Potted flowering bulbs are a wonderful way to experience the colors and fragrance of spring in any season. You can find daffodil, hyacinth and tulip bulbs throughout the year, already potted, “prefinished”, and in full bloom; ready to use for holiday decor, gift-giving, or to chase away the winter “blahs”.
“Pre-finished” means that the bulbs are placed in coolers to simulate winter conditions. Bulbs need cool winter temperatures to develop flower buds. By putting the bulbs through a planned cold treatment they can be forced into bloom earlier than they would flower in nature.
Once the flowers fade, you have a couple of options. You can dispose of the plant as you would a temporary cut flower arrangement; just toss it in with your compost. Another option is to plant the bulbs outdoors.
Steps to transfer your potted bulbs to the garden:
Once the flowers fade, cut the flower stem off at its base. This will allow all the bulb’s energy to go into growing leaves and nourishing the bulb, instead of letting the flowers go to seed.
Continue watering whenever the top two inches of soil are dry to the touch. The foliage will grow for a while and then eventually start to die back. Once the leaves die down completely, cut them off at the top of the bulb.
Gently remove the bulbs from the soil and store them in a cool, dark place until it’s time to plant them into the ground in autumn.
- Spring flowering bulbs are perennial and they should return year after year in regions with at least 12 weeks of steady winter temperatures below 35-40° F.
- Be sure to plant in well-drained soil and add a little bone meal to the planting hole. Bone meal is an organic fertilizer that will provide a slow-release of nutrients to the bulb.
Those who live in regions with mild winters can pot up bulbs in containers instead of in the ground. Place the entire pot in a cold location, such as a refrigerator, for 12-14 weeks to duplicate the “winter” cold required for the bulbs to bloom again.
Look for an assortment of beautiful flowering bulbs at your local garden center.

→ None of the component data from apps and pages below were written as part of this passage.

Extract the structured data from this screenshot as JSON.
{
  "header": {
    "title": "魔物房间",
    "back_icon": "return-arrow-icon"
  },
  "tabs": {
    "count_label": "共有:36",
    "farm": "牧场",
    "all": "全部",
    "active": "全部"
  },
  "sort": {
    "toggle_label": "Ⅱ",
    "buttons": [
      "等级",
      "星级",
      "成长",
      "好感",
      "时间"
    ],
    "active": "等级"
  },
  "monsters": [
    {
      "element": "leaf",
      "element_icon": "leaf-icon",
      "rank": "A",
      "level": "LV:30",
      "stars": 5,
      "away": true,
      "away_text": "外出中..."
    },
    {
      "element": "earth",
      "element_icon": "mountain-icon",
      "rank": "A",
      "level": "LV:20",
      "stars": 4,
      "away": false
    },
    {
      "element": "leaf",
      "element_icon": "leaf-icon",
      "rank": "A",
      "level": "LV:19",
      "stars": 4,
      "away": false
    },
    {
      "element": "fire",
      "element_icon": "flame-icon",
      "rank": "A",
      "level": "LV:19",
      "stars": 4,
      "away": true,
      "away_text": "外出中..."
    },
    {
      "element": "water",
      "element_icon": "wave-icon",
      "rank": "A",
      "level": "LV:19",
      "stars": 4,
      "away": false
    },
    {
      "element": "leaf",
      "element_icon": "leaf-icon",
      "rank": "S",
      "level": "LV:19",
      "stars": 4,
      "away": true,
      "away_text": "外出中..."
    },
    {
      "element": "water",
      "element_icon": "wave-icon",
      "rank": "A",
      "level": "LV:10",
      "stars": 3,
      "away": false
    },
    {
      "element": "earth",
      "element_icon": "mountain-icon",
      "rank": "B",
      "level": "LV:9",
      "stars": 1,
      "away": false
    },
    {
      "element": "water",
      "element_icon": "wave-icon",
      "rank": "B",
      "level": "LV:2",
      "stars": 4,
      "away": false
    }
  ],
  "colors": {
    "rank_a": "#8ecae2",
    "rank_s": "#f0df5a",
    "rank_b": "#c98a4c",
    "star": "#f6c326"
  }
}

For even more info on thousands of plants, visit the Plant Library.